_WORK INSTRUCTIONS_. Only lines holding "JSON" are wanted; copy each of them from the records below.

_INPUT DATA_.
_ _ _

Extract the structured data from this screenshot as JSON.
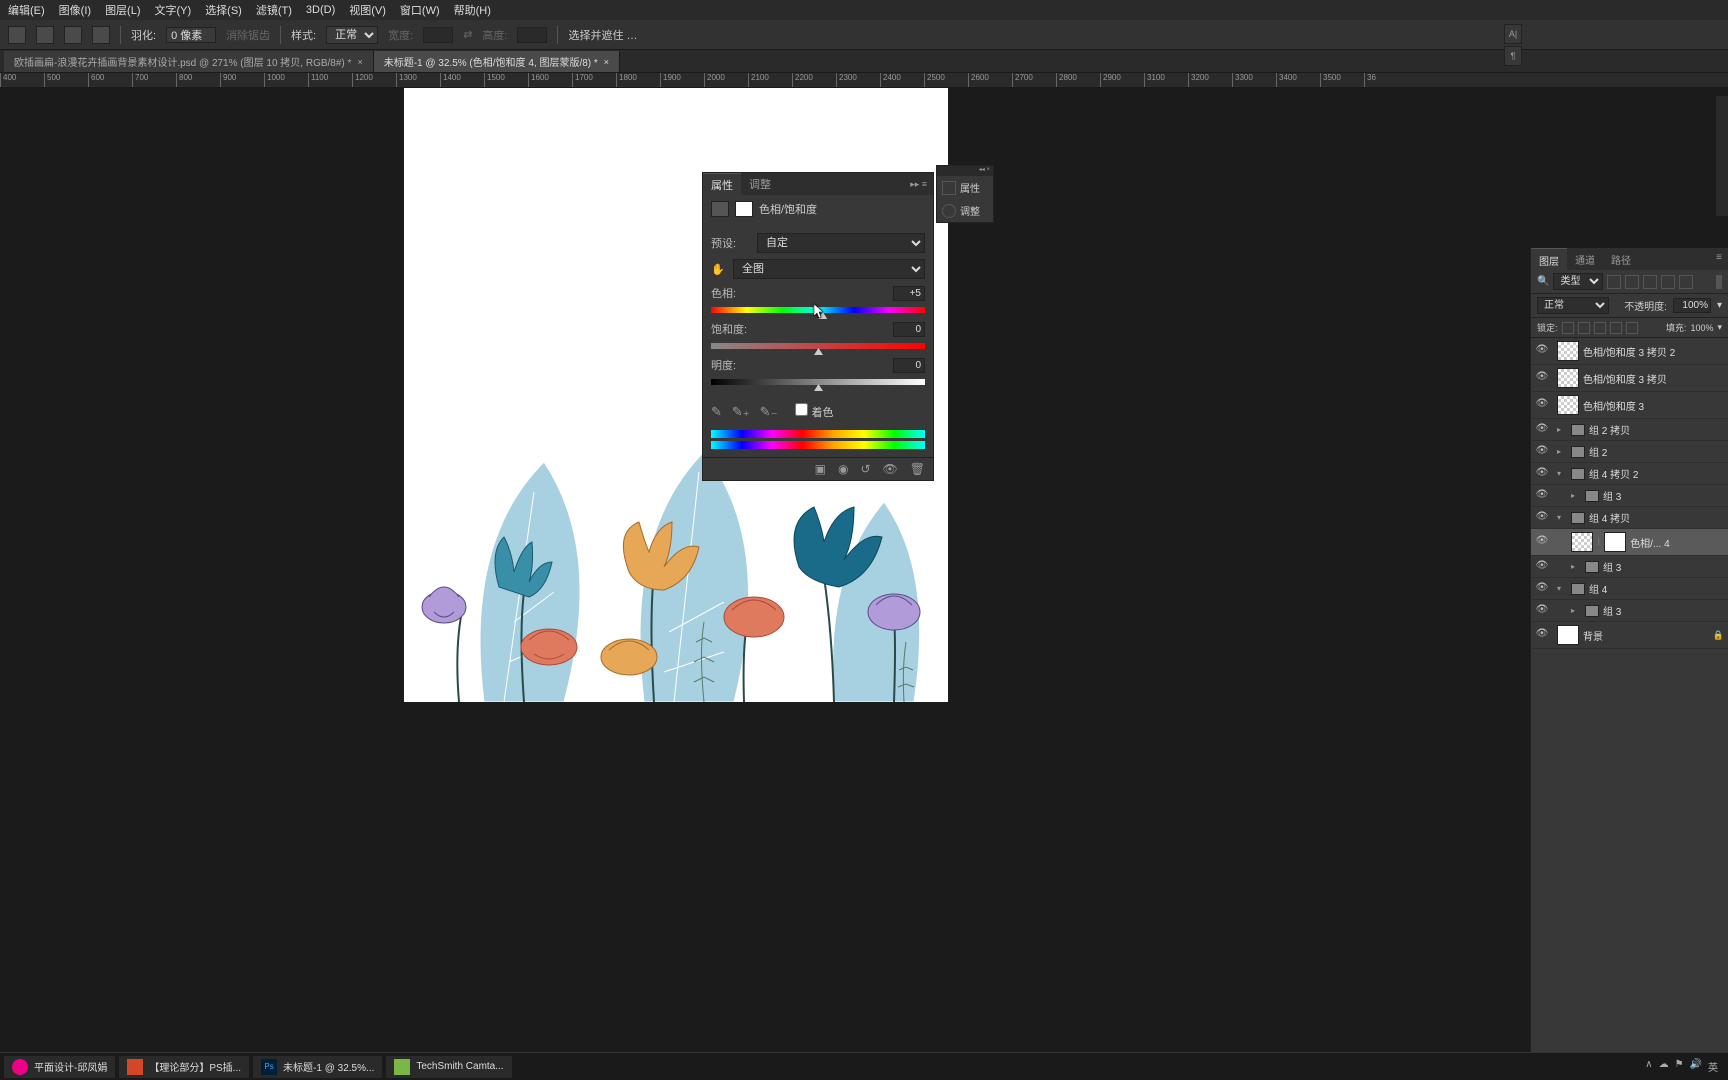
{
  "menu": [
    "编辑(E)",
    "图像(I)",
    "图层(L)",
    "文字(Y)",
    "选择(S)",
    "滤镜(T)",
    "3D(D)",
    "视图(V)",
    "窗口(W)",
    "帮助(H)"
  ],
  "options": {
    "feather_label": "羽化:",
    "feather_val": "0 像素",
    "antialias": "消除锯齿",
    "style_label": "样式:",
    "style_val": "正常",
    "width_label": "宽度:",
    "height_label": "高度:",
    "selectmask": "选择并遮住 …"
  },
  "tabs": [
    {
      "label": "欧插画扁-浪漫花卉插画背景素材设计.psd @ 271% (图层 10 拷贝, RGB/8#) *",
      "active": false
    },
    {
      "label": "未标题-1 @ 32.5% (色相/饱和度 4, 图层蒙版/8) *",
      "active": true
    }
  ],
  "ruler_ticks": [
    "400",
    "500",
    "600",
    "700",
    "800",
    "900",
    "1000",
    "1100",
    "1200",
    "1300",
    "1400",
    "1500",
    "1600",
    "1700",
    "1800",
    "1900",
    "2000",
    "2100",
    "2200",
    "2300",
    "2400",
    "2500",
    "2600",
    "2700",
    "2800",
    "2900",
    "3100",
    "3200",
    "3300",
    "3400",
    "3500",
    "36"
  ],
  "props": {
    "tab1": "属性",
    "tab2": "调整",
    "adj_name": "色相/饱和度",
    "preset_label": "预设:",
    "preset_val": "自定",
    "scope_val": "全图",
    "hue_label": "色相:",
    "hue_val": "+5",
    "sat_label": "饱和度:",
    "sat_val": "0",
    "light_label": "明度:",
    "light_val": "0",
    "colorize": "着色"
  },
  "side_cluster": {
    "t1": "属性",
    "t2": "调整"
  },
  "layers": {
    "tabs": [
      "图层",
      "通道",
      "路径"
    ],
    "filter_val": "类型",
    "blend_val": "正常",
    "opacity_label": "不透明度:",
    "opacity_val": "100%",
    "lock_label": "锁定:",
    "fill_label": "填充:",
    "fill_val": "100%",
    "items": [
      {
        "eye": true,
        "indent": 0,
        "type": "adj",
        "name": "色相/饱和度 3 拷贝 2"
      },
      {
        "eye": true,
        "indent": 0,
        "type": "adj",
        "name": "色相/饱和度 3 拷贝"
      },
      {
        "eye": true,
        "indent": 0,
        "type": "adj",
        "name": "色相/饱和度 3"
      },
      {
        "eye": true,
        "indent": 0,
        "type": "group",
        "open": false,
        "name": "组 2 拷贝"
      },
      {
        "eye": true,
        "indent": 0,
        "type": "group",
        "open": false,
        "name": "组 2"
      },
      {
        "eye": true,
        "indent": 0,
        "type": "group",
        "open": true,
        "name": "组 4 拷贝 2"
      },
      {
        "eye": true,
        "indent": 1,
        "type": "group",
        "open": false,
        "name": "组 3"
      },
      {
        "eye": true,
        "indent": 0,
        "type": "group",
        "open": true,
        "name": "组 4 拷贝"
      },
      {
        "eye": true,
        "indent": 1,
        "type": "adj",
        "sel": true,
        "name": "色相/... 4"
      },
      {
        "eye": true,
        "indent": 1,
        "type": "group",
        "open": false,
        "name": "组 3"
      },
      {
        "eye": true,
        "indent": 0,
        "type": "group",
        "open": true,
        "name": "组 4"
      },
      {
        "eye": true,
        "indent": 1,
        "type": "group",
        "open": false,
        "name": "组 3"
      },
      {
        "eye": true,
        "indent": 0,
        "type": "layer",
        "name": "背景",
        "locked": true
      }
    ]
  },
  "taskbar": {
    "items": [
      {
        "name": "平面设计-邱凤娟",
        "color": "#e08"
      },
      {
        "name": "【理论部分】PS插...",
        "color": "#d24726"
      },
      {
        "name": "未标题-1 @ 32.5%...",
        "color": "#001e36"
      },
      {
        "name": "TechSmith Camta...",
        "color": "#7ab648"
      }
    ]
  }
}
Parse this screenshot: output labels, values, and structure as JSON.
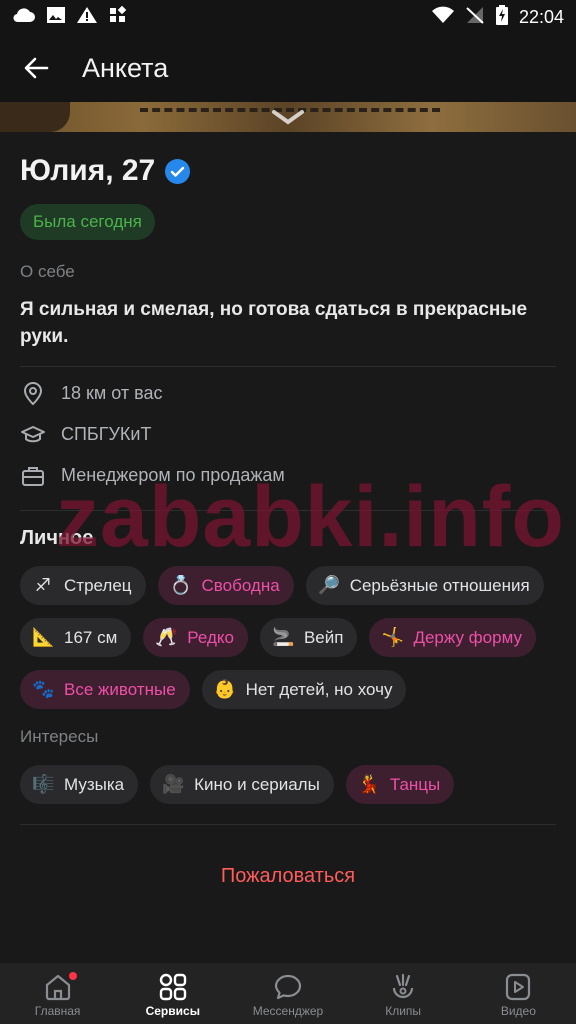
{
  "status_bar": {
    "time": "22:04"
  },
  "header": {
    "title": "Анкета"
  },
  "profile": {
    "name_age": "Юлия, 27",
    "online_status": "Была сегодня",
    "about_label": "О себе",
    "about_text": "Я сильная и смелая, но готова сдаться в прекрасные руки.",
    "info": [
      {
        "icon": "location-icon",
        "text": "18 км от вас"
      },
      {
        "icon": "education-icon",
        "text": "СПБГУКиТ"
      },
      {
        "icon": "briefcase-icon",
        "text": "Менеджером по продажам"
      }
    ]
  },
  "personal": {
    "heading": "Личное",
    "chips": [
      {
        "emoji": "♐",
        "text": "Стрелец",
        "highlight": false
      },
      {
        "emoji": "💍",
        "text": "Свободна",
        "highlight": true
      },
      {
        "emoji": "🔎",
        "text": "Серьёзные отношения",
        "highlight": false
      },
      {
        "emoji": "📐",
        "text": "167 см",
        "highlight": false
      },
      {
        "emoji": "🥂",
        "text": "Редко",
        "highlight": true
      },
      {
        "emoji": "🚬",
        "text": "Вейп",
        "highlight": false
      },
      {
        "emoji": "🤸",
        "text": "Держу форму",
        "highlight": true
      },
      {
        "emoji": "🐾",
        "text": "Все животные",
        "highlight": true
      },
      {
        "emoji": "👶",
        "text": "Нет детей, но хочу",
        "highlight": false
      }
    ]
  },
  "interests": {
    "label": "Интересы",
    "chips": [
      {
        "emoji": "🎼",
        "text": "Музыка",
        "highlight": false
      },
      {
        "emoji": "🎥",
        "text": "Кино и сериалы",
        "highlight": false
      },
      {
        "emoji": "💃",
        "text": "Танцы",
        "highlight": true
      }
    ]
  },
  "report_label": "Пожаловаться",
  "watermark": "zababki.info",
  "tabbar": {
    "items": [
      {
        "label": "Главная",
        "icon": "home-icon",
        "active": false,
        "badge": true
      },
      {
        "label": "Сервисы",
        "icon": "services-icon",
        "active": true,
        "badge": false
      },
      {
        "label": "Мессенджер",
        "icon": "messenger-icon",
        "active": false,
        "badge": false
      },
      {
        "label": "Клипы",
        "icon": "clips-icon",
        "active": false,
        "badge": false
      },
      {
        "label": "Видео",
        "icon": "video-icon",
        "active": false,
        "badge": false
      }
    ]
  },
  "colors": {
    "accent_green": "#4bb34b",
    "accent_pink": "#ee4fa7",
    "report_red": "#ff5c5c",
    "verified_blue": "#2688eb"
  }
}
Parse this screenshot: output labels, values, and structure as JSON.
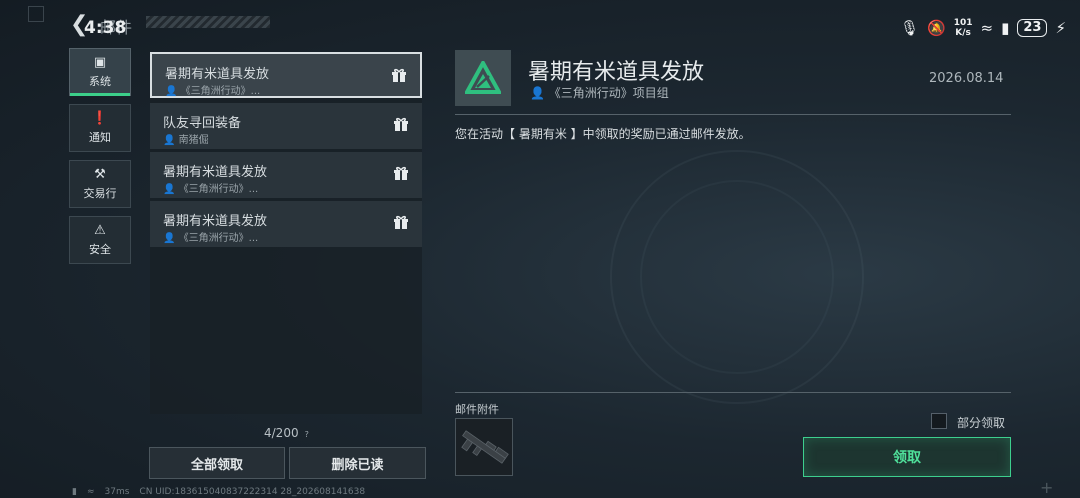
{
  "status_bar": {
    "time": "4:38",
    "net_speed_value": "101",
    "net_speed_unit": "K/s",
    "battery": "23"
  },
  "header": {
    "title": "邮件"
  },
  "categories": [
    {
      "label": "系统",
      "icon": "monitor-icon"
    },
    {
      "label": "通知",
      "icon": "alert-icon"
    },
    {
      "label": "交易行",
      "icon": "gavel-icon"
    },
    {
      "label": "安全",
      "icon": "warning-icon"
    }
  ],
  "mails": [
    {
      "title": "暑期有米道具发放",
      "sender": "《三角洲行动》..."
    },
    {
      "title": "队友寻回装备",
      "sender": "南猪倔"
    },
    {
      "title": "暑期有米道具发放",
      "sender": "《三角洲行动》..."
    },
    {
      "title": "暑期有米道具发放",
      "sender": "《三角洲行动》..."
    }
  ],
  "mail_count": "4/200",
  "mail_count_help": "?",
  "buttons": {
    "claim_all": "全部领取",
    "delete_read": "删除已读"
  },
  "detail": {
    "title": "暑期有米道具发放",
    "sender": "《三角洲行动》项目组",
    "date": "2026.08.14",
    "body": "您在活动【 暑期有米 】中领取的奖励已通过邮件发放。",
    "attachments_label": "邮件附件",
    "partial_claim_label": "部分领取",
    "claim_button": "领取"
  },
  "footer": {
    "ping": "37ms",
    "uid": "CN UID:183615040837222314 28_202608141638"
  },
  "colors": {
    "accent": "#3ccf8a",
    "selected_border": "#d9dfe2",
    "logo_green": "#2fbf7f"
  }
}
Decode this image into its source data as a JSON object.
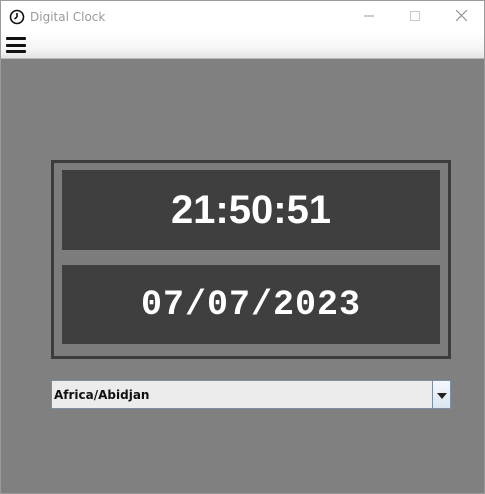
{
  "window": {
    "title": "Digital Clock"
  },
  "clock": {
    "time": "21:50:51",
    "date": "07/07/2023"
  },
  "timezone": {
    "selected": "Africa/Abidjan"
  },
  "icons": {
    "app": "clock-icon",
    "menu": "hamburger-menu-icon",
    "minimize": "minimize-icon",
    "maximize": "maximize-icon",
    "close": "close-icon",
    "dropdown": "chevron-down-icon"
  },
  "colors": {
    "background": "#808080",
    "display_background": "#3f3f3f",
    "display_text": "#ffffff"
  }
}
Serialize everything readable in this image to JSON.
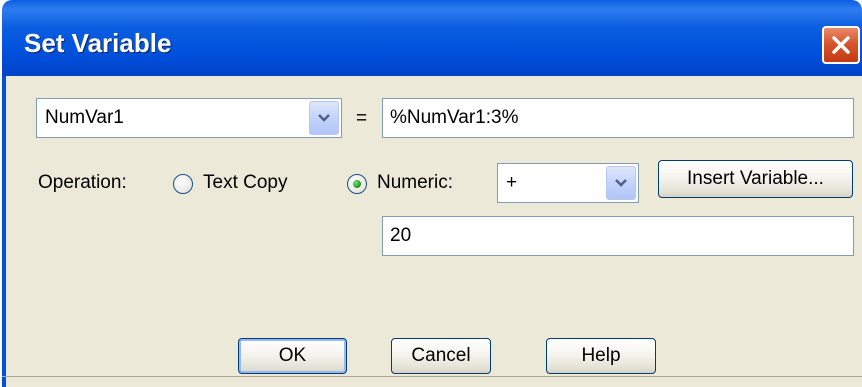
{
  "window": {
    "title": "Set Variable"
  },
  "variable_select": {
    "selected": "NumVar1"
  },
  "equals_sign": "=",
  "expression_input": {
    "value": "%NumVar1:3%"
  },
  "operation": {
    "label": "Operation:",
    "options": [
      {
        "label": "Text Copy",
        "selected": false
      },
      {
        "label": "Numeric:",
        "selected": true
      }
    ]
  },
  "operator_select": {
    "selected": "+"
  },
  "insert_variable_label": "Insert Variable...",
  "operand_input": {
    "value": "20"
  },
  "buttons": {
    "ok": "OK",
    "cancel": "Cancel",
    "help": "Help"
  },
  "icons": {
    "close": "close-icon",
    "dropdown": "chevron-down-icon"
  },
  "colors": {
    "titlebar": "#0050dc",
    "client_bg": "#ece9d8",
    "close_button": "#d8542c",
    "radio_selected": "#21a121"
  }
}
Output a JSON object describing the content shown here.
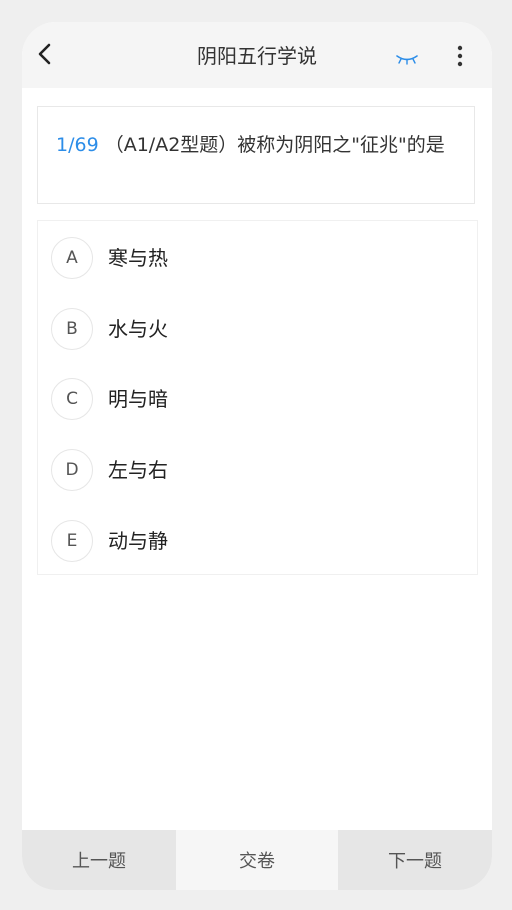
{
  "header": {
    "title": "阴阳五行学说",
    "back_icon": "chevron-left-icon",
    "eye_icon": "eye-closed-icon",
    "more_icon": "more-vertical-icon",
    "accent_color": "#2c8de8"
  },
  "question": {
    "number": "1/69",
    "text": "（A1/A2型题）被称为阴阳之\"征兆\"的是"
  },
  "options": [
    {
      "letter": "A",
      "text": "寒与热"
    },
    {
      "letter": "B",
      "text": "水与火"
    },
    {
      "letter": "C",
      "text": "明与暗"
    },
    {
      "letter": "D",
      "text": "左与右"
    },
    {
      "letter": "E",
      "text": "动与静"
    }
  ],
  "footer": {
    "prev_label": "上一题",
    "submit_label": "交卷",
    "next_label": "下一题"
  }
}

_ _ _

_OUTPUT OF THE EXERCISE_.
Extract the structured data from this screenshot as JSON.
Parse this screenshot: output labels, values, and structure as JSON.
Parse this screenshot: output labels, values, and structure as JSON.
Decode this image into its source data as a JSON object.
Serialize everything readable in this image to JSON.
Output a JSON object describing the content shown here.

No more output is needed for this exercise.